Chiba, T., Kaneta, S.-i. & Suzuki, Y. 2008. Red Relief Image Map: New Visualization Method for Three Dimensional Data. The International Archives of Photogrammetry, Remote Sensing and Spatial Information Sciences XXXVII.
Inomata, T., Fernandez-Diaz, J.C., Triadan, D., Garcia Mollinedo, M., Pinzon, F., Garcia Hernandez, M., Flores, A., Sharpe, A., Beach, T., Hodgins, G.W.L., Duron Diaz, J.J., Guerra Luna, A., Guerrero Chavez, L., Hernandez Jimenez, M.L. & Moreno Diaz, M. 2021. Origins and spread of formal ceremonial complexes in the Olmec and Maya regions revealed by airborne lidar. Nat Hum Behav 5: 1487-1501.
Inomata, T., Pinzón, F., Ranchos, J.L., Haraguchi, T., Nasu, H., Fernandez-Diaz, J.C., Aoyama, K. & Yonenobu, H. 2017. Archaeological application of Airborne LiDAR with object-based vegetation classification and visualization techniques at the lowland Maya Site of Ceibal, Guatemala. Remote Sensing 9: 1-27.
Kokalj, Ž., Zakšek, K. & Oštir, K. 2011. Application of sky-view factor for the visualisation of historic landscape features in lidar-derived relief models. Antiquity 85: 263-273.
2 thoughts on “A Recipe for Simple Red Relief”
I am relatively new to visualizations, and I can’t figure out what you mean by Low Stop Middle Stop and High Stop. Could you please go into more detail there?
Hi Madeline, thanks for your question. The “stops” are points you set on a color ramp, which the software will then interpolate to create a smooth color gradient. Every color ramp has a “low stop” and a “high stop,” since those are just the colors at either side of the color ramp: for example a blue-to-yellow color ramp would have blue as a low stop and yellow as a high stop, and the space in-between would grade through shades of green. In most GIS software, you can create additional stops just by double-clicking on the color ramp where you want it to go and setting the color for that point. The software will then interpolate from the low stop to the middle stop, and again from the middle stop to the high stop. You can do this with an infinite number of stops to create complex, custom color ramps. John Nelson at ESRI has a series of blog posts where he achieves some amazing visual effects just by using baroque (rococo?) color ramps with lots of stops.
So, for this case, the stops outlined above are positions on the color ramp for each raster. The first set of values tell you where the stop is located on the raster’s value histogram: a high stop at 50 for the slope raster just means that you are setting 50 degrees as the “max” value for that raster, and it will color all values higher than 50 (i.e. all slopes steeper than 50 degrees) the same as 50. If you set the max stop higher–and I suggest you tinker with this–it will reduce the contrast of the raster on your screen, as more of the values will fall in the white-to-pink range and only a small number of very, very steep slopes will be red.

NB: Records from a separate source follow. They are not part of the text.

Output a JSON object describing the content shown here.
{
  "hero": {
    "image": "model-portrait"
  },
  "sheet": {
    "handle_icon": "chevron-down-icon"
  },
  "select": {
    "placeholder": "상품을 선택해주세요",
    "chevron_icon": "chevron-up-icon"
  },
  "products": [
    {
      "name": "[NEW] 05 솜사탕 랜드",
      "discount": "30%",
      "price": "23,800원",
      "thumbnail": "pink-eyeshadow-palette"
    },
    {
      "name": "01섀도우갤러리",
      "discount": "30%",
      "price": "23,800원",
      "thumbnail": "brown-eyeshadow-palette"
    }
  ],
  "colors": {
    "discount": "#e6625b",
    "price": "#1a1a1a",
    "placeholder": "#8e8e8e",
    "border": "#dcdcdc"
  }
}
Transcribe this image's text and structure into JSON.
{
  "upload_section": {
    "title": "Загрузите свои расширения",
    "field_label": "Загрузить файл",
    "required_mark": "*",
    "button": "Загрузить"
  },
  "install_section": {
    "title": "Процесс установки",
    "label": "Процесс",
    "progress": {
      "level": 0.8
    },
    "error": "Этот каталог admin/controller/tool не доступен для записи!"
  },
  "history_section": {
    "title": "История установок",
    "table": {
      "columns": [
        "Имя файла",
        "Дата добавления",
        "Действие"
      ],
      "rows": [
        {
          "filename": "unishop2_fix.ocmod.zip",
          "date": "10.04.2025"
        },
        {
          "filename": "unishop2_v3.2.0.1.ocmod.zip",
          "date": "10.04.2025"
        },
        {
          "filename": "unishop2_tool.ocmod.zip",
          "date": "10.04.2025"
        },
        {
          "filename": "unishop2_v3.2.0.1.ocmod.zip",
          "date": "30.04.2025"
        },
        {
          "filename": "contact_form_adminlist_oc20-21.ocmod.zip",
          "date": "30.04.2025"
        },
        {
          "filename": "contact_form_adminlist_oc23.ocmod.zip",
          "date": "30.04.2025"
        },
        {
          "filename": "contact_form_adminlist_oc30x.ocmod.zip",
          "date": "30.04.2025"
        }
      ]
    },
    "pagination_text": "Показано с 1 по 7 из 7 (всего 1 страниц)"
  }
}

If you set it lower, say around 20 degrees, it will have the opposite effect and your slope raster will be screaming red.
The second set of values are the RGB (that’s “red, green, blue”) values, which is just a simple way of telling a computer how to make a specific color.
I hope that answers your question clearly–if not, I’m very happy to try and clarify more!